What to produce
Reproduce the full listing below unchanged, apart from the pictures.

Exercise inputs
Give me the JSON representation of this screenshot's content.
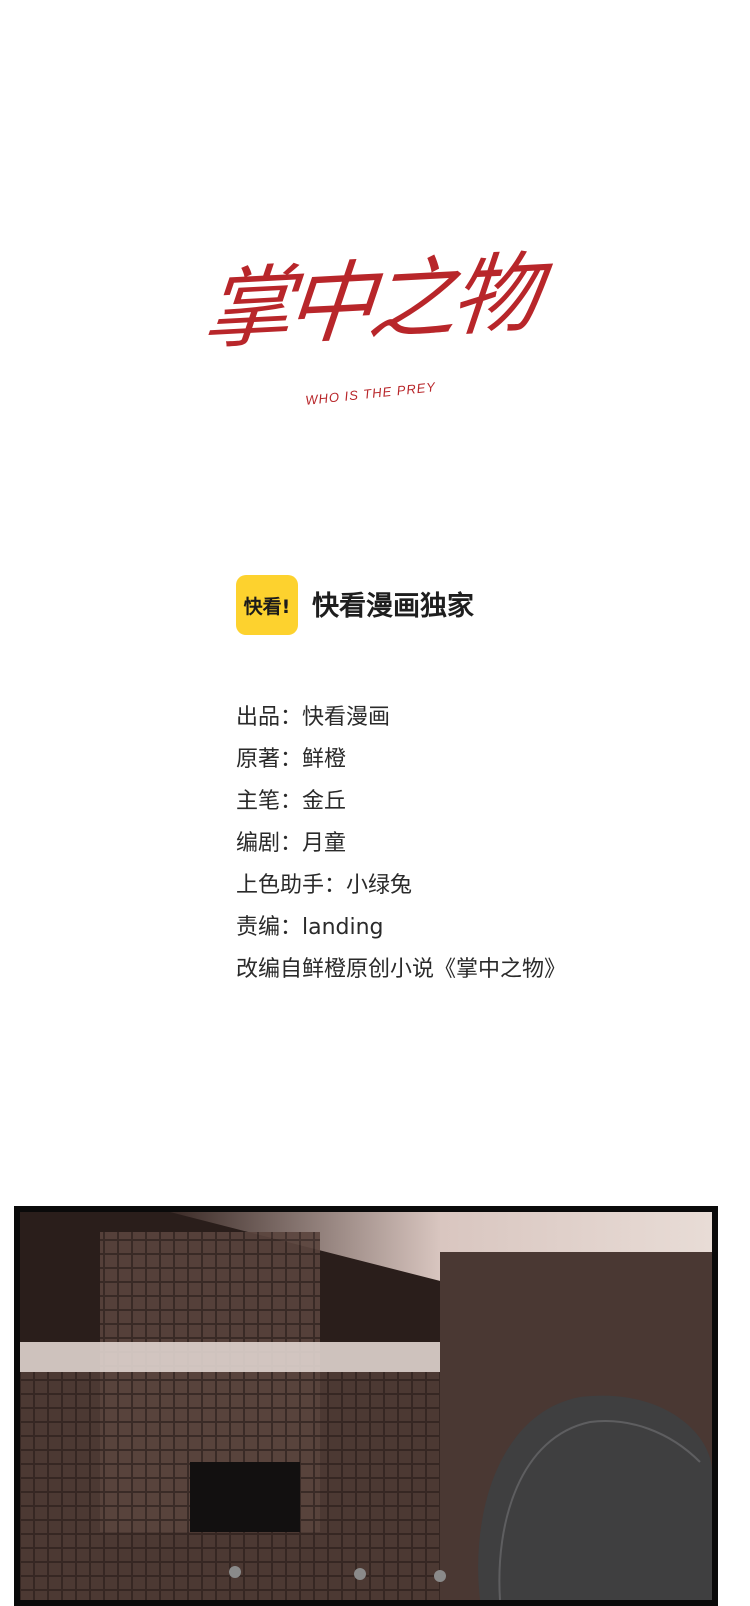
{
  "logo": {
    "title": "掌中之物",
    "subtitle": "WHO IS THE PREY",
    "color": "#b8262a"
  },
  "platform": {
    "badge_text": "快看!",
    "badge_color": "#fdd22e",
    "exclusive_text": "快看漫画独家"
  },
  "credits": [
    "出品：快看漫画",
    "原著：鲜橙",
    "主笔：金丘",
    "编剧：月童",
    "上色助手：小绿兔",
    "责编：landing",
    "改编自鲜橙原创小说《掌中之物》"
  ],
  "scene": {
    "description_icon": "comic-panel-interior"
  }
}
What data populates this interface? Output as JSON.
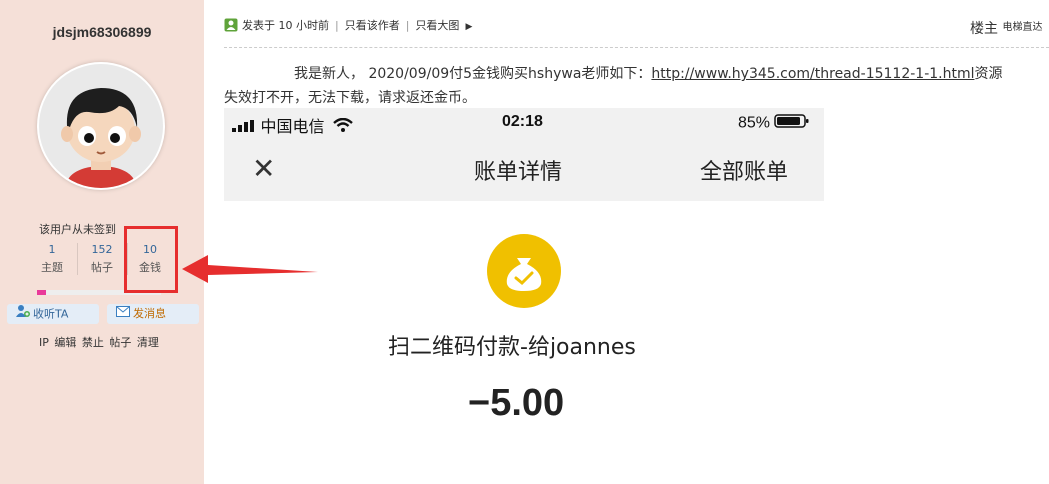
{
  "user": {
    "username": "jdsjm68306899",
    "checkin": "该用户从未签到",
    "stats": [
      {
        "value": "1",
        "label": "主题"
      },
      {
        "value": "152",
        "label": "帖子"
      },
      {
        "value": "10",
        "label": "金钱"
      }
    ],
    "progress": 0.07,
    "follow_label": "收听TA",
    "message_label": "发消息",
    "admin_links": [
      "IP",
      "编辑",
      "禁止",
      "帖子",
      "清理"
    ]
  },
  "post": {
    "posted": "发表于 10 小时前",
    "only_author": "只看该作者",
    "only_big_images": "只看大图",
    "floor": "楼主",
    "floor_extra": "电梯直达",
    "text_before": "我是新人， 2020/09/09付5金钱购买hshywa老师如下：",
    "link": "http://www.hy345.com/thread-15112-1-1.html",
    "text_after": "资源",
    "line2": "失效打不开，无法下载，请求返还金币。"
  },
  "screenshot": {
    "carrier": "中国电信",
    "time": "02:18",
    "battery": "85%",
    "title": "账单详情",
    "all_bills": "全部账单",
    "pay_title": "扫二维码付款-给joannes",
    "amount": "−5.00"
  },
  "colors": {
    "sidebar_bg": "#f5e0d8",
    "highlight": "#e62e2e",
    "link": "#336699",
    "bag": "#f0c000"
  },
  "icons": {
    "close": "close-icon",
    "signal": "signal-icon",
    "wifi": "wifi-icon",
    "battery": "battery-icon"
  }
}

Result
Give me the JSON representation of this screenshot's content.
{
  "logo": {
    "title": "掌中之物",
    "subtitle": "WHO IS THE PREY",
    "color": "#b8262a"
  },
  "platform": {
    "badge_text": "快看!",
    "badge_color": "#fdd22e",
    "exclusive_text": "快看漫画独家"
  },
  "credits": [
    "出品：快看漫画",
    "原著：鲜橙",
    "主笔：金丘",
    "编剧：月童",
    "上色助手：小绿兔",
    "责编：landing",
    "改编自鲜橙原创小说《掌中之物》"
  ],
  "scene": {
    "description_icon": "comic-panel-interior"
  }
}
What data populates this interface? Output as JSON.
{
  "user": {
    "username": "jdsjm68306899",
    "checkin": "该用户从未签到",
    "stats": [
      {
        "value": "1",
        "label": "主题"
      },
      {
        "value": "152",
        "label": "帖子"
      },
      {
        "value": "10",
        "label": "金钱"
      }
    ],
    "progress": 0.07,
    "follow_label": "收听TA",
    "message_label": "发消息",
    "admin_links": [
      "IP",
      "编辑",
      "禁止",
      "帖子",
      "清理"
    ]
  },
  "post": {
    "posted": "发表于 10 小时前",
    "only_author": "只看该作者",
    "only_big_images": "只看大图",
    "floor": "楼主",
    "floor_extra": "电梯直达",
    "text_before": "我是新人， 2020/09/09付5金钱购买hshywa老师如下：",
    "link": "http://www.hy345.com/thread-15112-1-1.html",
    "text_after": "资源",
    "line2": "失效打不开，无法下载，请求返还金币。"
  },
  "screenshot": {
    "carrier": "中国电信",
    "time": "02:18",
    "battery": "85%",
    "title": "账单详情",
    "all_bills": "全部账单",
    "pay_title": "扫二维码付款-给joannes",
    "amount": "−5.00"
  },
  "colors": {
    "sidebar_bg": "#f5e0d8",
    "highlight": "#e62e2e",
    "link": "#336699",
    "bag": "#f0c000"
  },
  "icons": {
    "close": "close-icon",
    "signal": "signal-icon",
    "wifi": "wifi-icon",
    "battery": "battery-icon"
  }
}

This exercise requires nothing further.